Provided entries.
---*---

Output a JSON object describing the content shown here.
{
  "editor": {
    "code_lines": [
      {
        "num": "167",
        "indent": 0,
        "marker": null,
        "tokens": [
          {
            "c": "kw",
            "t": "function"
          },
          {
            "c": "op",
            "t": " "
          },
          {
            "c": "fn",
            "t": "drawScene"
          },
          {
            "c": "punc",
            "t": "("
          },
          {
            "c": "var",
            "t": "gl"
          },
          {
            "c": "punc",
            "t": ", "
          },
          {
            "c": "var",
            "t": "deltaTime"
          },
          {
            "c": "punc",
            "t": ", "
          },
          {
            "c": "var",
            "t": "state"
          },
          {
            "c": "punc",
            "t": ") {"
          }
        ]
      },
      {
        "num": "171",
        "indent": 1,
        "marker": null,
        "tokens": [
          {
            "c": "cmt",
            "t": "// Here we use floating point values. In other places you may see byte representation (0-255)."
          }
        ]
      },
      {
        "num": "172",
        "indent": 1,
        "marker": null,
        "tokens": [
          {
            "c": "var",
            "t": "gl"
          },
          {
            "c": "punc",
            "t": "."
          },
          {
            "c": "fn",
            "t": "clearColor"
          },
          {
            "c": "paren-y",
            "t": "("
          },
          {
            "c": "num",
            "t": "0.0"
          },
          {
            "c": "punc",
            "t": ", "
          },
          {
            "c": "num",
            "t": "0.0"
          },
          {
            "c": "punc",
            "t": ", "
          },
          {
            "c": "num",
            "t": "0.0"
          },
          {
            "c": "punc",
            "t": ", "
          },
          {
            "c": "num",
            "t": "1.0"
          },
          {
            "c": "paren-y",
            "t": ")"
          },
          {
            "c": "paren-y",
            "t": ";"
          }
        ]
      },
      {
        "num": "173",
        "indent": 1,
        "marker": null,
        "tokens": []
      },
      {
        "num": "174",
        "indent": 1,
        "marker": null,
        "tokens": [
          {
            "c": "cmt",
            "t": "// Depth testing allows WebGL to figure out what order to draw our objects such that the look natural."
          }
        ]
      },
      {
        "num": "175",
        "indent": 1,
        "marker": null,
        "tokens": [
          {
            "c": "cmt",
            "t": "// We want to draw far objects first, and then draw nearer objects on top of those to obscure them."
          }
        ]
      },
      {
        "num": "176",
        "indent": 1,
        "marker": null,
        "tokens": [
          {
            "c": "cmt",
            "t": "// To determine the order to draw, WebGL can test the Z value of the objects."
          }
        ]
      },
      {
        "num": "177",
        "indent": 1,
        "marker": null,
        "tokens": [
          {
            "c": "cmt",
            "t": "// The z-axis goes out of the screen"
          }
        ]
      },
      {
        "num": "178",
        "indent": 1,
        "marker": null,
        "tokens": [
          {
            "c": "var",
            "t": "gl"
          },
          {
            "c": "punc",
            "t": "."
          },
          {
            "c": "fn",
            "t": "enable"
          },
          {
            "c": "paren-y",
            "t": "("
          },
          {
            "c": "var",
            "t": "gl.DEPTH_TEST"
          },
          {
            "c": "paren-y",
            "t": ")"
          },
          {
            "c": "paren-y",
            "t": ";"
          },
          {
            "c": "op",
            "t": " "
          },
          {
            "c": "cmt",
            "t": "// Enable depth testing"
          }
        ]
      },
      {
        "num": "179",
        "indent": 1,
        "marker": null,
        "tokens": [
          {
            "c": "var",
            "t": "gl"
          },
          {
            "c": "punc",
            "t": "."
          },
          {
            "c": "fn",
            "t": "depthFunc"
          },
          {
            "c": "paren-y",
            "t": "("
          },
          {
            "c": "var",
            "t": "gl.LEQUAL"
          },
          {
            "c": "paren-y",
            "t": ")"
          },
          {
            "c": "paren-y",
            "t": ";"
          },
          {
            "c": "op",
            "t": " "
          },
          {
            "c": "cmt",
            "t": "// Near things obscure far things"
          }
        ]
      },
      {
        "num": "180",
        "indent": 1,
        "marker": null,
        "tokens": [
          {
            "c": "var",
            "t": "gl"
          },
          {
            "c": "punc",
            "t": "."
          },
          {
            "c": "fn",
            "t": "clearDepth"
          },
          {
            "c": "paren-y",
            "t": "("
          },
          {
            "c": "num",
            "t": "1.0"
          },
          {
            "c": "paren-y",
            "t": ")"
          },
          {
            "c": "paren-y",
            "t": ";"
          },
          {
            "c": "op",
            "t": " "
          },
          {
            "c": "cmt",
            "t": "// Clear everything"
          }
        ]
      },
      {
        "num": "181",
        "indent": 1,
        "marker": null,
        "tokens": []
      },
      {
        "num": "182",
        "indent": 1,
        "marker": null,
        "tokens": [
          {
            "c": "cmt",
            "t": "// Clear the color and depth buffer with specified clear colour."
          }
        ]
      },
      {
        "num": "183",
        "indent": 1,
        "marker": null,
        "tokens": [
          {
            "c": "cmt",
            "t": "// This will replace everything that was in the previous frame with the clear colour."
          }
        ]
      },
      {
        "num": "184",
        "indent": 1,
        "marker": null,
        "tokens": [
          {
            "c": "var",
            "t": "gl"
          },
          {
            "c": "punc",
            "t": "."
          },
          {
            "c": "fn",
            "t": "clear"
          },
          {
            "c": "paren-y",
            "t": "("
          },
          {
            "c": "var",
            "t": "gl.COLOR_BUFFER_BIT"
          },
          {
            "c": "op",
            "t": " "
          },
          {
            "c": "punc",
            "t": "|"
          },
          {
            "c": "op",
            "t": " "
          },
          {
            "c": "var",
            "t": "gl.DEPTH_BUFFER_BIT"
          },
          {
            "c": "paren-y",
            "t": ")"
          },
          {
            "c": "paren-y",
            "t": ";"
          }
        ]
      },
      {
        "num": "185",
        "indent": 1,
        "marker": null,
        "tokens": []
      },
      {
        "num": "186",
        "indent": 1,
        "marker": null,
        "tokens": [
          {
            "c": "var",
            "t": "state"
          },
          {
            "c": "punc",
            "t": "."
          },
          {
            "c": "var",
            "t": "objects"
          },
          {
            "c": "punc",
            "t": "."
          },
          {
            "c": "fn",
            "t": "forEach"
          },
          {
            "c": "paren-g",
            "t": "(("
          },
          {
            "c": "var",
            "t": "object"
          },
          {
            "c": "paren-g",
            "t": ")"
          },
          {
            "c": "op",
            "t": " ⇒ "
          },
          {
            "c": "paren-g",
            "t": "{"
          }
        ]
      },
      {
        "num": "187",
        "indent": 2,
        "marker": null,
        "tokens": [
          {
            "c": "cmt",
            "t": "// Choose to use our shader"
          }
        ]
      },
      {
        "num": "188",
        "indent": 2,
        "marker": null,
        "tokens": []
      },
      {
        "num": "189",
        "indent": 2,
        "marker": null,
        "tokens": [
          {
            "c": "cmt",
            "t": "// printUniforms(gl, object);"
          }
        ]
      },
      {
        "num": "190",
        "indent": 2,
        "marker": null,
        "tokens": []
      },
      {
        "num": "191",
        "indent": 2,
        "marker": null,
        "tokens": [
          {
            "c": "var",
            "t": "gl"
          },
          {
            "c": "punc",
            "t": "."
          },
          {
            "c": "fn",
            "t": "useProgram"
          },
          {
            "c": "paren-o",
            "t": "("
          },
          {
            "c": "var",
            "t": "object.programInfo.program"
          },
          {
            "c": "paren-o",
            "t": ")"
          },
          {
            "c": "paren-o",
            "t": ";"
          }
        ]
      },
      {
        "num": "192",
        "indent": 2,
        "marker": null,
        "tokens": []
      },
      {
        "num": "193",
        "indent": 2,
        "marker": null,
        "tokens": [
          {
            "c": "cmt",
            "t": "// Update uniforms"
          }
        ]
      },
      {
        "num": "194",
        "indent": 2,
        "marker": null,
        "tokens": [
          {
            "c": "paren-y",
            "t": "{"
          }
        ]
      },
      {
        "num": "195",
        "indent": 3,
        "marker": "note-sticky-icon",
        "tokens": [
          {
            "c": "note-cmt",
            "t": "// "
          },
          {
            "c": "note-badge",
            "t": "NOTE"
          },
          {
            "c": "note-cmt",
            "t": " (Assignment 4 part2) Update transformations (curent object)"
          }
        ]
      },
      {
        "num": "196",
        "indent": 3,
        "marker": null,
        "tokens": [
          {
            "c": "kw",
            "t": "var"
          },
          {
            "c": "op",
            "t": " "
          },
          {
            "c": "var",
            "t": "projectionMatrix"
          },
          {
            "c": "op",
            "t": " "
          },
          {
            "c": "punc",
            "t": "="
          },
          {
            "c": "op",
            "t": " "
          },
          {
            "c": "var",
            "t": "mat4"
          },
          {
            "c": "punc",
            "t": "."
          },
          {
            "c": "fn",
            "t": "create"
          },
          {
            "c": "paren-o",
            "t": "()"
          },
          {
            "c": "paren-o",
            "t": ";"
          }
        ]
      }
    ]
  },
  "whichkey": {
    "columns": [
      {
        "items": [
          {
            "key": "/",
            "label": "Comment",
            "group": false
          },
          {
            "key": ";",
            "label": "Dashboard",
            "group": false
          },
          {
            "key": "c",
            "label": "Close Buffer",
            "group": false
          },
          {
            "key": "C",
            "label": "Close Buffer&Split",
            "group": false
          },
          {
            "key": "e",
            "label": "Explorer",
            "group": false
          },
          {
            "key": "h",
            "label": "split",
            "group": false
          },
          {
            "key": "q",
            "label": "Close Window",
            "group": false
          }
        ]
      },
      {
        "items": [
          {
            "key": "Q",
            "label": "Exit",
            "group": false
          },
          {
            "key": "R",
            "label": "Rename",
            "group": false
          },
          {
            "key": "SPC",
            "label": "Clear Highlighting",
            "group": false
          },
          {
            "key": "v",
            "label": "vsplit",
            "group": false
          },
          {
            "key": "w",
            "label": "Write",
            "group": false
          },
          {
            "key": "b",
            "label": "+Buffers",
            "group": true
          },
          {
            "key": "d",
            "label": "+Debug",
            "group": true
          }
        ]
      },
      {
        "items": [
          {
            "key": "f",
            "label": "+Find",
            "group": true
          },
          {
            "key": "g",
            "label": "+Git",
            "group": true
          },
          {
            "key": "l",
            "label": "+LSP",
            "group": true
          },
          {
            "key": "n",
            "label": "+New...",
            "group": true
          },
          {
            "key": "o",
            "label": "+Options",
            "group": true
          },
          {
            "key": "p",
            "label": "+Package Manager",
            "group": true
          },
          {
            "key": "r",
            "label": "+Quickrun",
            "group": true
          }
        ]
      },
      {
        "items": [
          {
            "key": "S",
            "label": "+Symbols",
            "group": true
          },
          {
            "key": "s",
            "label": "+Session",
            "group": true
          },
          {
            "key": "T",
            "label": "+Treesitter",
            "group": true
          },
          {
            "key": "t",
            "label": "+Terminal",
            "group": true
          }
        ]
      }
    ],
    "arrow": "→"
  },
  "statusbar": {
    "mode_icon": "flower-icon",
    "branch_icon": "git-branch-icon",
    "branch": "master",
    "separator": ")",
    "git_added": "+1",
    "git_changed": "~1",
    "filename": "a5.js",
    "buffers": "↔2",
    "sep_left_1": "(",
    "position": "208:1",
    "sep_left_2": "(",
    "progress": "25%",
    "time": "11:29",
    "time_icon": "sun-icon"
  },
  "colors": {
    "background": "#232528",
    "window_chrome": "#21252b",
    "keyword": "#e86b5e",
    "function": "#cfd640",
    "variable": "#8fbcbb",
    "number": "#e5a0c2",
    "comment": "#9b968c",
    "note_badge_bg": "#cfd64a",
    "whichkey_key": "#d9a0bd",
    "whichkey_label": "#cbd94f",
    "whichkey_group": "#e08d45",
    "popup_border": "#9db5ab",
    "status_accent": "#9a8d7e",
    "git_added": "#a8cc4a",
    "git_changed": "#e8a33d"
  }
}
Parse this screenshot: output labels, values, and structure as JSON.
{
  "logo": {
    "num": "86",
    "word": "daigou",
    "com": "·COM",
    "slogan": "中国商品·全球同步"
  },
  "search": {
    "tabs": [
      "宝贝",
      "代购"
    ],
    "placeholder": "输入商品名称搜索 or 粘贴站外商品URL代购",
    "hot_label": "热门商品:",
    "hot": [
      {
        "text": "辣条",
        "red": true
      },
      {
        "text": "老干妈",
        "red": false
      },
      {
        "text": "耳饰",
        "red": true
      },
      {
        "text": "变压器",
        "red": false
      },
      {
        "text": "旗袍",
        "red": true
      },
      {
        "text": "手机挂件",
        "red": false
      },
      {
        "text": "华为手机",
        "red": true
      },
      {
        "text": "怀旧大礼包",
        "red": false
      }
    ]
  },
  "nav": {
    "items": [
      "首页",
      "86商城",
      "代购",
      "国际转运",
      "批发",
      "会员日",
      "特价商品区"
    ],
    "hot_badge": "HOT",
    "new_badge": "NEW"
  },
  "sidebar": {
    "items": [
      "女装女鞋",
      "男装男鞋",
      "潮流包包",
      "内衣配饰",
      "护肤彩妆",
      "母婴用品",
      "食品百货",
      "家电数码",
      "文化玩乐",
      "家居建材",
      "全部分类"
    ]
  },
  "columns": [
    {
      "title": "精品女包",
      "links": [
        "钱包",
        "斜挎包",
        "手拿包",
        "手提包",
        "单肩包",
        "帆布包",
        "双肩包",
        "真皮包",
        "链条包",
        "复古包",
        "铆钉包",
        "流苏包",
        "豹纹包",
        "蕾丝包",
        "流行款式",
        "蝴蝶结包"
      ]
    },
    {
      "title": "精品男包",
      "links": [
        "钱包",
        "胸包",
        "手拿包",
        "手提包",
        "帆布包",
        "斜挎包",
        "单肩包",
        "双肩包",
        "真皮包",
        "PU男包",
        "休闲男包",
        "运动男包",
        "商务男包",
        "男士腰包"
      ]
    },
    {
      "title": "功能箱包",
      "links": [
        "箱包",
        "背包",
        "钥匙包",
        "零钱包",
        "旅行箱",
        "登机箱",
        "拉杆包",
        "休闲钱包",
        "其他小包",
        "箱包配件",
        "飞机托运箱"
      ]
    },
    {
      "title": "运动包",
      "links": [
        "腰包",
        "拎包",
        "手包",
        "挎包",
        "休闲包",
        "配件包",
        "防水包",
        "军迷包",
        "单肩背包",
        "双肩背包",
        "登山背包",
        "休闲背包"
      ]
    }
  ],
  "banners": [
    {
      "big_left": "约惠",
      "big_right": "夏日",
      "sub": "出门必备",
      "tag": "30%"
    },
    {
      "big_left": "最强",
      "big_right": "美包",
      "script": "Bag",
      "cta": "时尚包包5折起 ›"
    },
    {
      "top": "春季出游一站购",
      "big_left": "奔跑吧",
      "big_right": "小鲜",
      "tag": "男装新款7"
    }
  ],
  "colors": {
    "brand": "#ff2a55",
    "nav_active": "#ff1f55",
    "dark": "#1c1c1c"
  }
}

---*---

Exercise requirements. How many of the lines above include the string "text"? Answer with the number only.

Response below. 8